===== Information given =====

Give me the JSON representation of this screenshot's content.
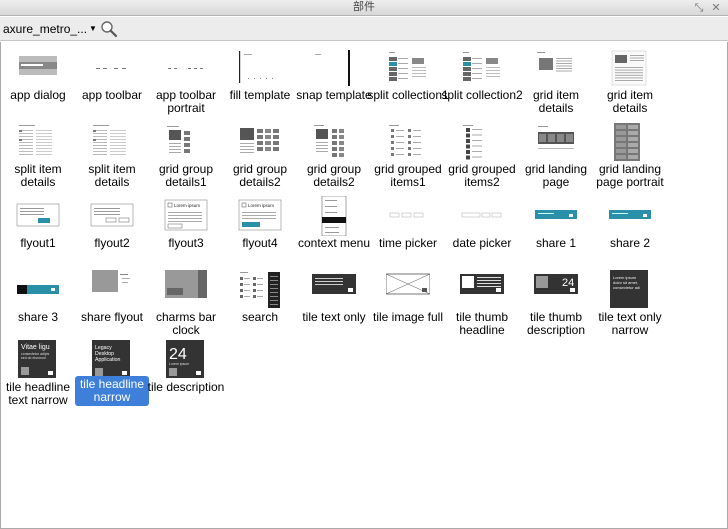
{
  "window": {
    "title": "部件"
  },
  "toolbar": {
    "library_name": "axure_metro_..."
  },
  "items": [
    {
      "label": "app dialog",
      "thumb": "app-dialog"
    },
    {
      "label": "app toolbar",
      "thumb": "app-toolbar"
    },
    {
      "label": "app toolbar portrait",
      "thumb": "app-toolbar-portrait"
    },
    {
      "label": "fill template",
      "thumb": "fill-template"
    },
    {
      "label": "snap template",
      "thumb": "snap-template"
    },
    {
      "label": "split collection1",
      "thumb": "split-collection"
    },
    {
      "label": "split collection2",
      "thumb": "split-collection"
    },
    {
      "label": "grid item details",
      "thumb": "grid-item-details"
    },
    {
      "label": "grid item details",
      "thumb": "grid-item-details-2"
    },
    {
      "label": "split item details",
      "thumb": "split-item-details"
    },
    {
      "label": "split item details",
      "thumb": "split-item-details"
    },
    {
      "label": "grid group details1",
      "thumb": "grid-group-details1"
    },
    {
      "label": "grid group details2",
      "thumb": "grid-group-details2"
    },
    {
      "label": "grid group details2",
      "thumb": "grid-group-details3"
    },
    {
      "label": "grid grouped items1",
      "thumb": "grid-grouped-items"
    },
    {
      "label": "grid grouped items2",
      "thumb": "grid-grouped-items2"
    },
    {
      "label": "grid landing page",
      "thumb": "grid-landing"
    },
    {
      "label": "grid landing page portrait",
      "thumb": "grid-landing-portrait"
    },
    {
      "label": "flyout1",
      "thumb": "flyout1"
    },
    {
      "label": "flyout2",
      "thumb": "flyout2"
    },
    {
      "label": "flyout3",
      "thumb": "flyout3",
      "text": "Lorem ipsum"
    },
    {
      "label": "flyout4",
      "thumb": "flyout4",
      "text": "Lorem ipsum"
    },
    {
      "label": "context menu",
      "thumb": "context-menu"
    },
    {
      "label": "time picker",
      "thumb": "time-picker"
    },
    {
      "label": "date picker",
      "thumb": "date-picker"
    },
    {
      "label": "share 1",
      "thumb": "share"
    },
    {
      "label": "share 2",
      "thumb": "share"
    },
    {
      "label": "share 3",
      "thumb": "share3"
    },
    {
      "label": "share flyout",
      "thumb": "share-flyout"
    },
    {
      "label": "charms bar clock",
      "thumb": "charms-bar"
    },
    {
      "label": "search",
      "thumb": "search-page"
    },
    {
      "label": "tile text only",
      "thumb": "tile-text-only"
    },
    {
      "label": "tile image full",
      "thumb": "tile-image-full"
    },
    {
      "label": "tile thumb headline",
      "thumb": "tile-thumb-headline"
    },
    {
      "label": "tile thumb description",
      "thumb": "tile-thumb-desc",
      "text": "24"
    },
    {
      "label": "tile text only narrow",
      "thumb": "tile-text-narrow",
      "lines": [
        "Lorem ipsum",
        "dolor sit amet,",
        "consectetur adi"
      ]
    },
    {
      "label": "tile headline text narrow",
      "thumb": "tile-headline-text",
      "lines": [
        "Vitae ligu",
        "consectetur adipis",
        "sed do eiusmod"
      ]
    },
    {
      "label": "tile headline narrow",
      "thumb": "tile-headline",
      "selected": true,
      "lines": [
        "Legacy",
        "Desktop",
        "Application"
      ]
    },
    {
      "label": "tile description",
      "thumb": "tile-description",
      "text": "24",
      "sub": "Lorem ipsum"
    }
  ],
  "colors": {
    "selection": "#3d7fd9",
    "accent_teal": "#2a8fa8",
    "dark_tile": "#333333"
  }
}
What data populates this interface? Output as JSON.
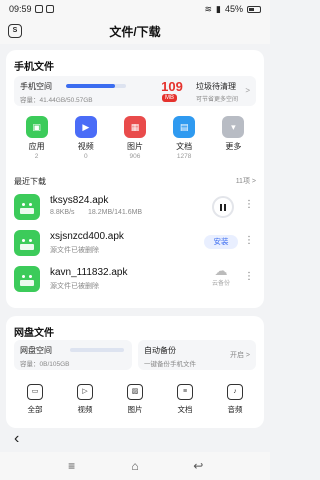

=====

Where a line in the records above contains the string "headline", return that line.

      "label": "tile thumb headline",
      "thumb": "tile-thumb-headline"
      "label": "tile headline text narrow",
      "thumb": "tile-headline-text",
      "label": "tile headline narrow",
      "thumb": "tile-headline",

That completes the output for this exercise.